= Exercise directions =
Copy the data that appears below exactly. Drop the pictures.

*** Block opens ***

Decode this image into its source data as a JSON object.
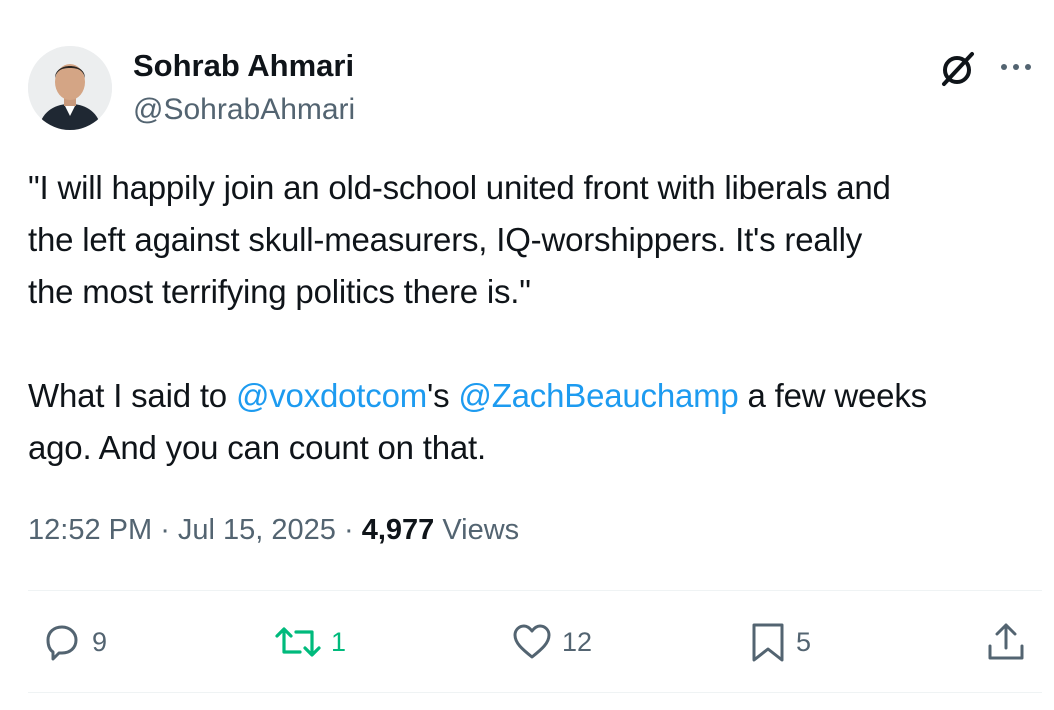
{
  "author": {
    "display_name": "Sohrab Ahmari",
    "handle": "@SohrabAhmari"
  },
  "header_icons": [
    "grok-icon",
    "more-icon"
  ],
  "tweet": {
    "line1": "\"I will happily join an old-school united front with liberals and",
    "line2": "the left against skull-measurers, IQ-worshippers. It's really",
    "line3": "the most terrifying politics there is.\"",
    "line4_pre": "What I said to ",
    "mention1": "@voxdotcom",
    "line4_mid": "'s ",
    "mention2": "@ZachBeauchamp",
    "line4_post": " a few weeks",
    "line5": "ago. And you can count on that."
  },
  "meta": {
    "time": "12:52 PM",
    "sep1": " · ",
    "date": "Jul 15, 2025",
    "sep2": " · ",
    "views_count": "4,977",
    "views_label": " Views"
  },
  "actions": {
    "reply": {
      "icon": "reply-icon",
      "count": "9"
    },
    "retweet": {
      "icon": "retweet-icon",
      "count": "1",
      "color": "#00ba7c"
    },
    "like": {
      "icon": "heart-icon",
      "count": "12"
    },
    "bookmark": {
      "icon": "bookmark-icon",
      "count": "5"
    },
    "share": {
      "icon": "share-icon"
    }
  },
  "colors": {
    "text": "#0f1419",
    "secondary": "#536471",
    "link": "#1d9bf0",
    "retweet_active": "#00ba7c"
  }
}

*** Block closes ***

= Written response =
Decode this image into its source data as a JSON object.
{
  "author": {
    "display_name": "Sohrab Ahmari",
    "handle": "@SohrabAhmari"
  },
  "header_icons": [
    "grok-icon",
    "more-icon"
  ],
  "tweet": {
    "line1": "\"I will happily join an old-school united front with liberals and",
    "line2": "the left against skull-measurers, IQ-worshippers. It's really",
    "line3": "the most terrifying politics there is.\"",
    "line4_pre": "What I said to ",
    "mention1": "@voxdotcom",
    "line4_mid": "'s ",
    "mention2": "@ZachBeauchamp",
    "line4_post": " a few weeks",
    "line5": "ago. And you can count on that."
  },
  "meta": {
    "time": "12:52 PM",
    "sep1": " · ",
    "date": "Jul 15, 2025",
    "sep2": " · ",
    "views_count": "4,977",
    "views_label": " Views"
  },
  "actions": {
    "reply": {
      "icon": "reply-icon",
      "count": "9"
    },
    "retweet": {
      "icon": "retweet-icon",
      "count": "1",
      "color": "#00ba7c"
    },
    "like": {
      "icon": "heart-icon",
      "count": "12"
    },
    "bookmark": {
      "icon": "bookmark-icon",
      "count": "5"
    },
    "share": {
      "icon": "share-icon"
    }
  },
  "colors": {
    "text": "#0f1419",
    "secondary": "#536471",
    "link": "#1d9bf0",
    "retweet_active": "#00ba7c"
  }
}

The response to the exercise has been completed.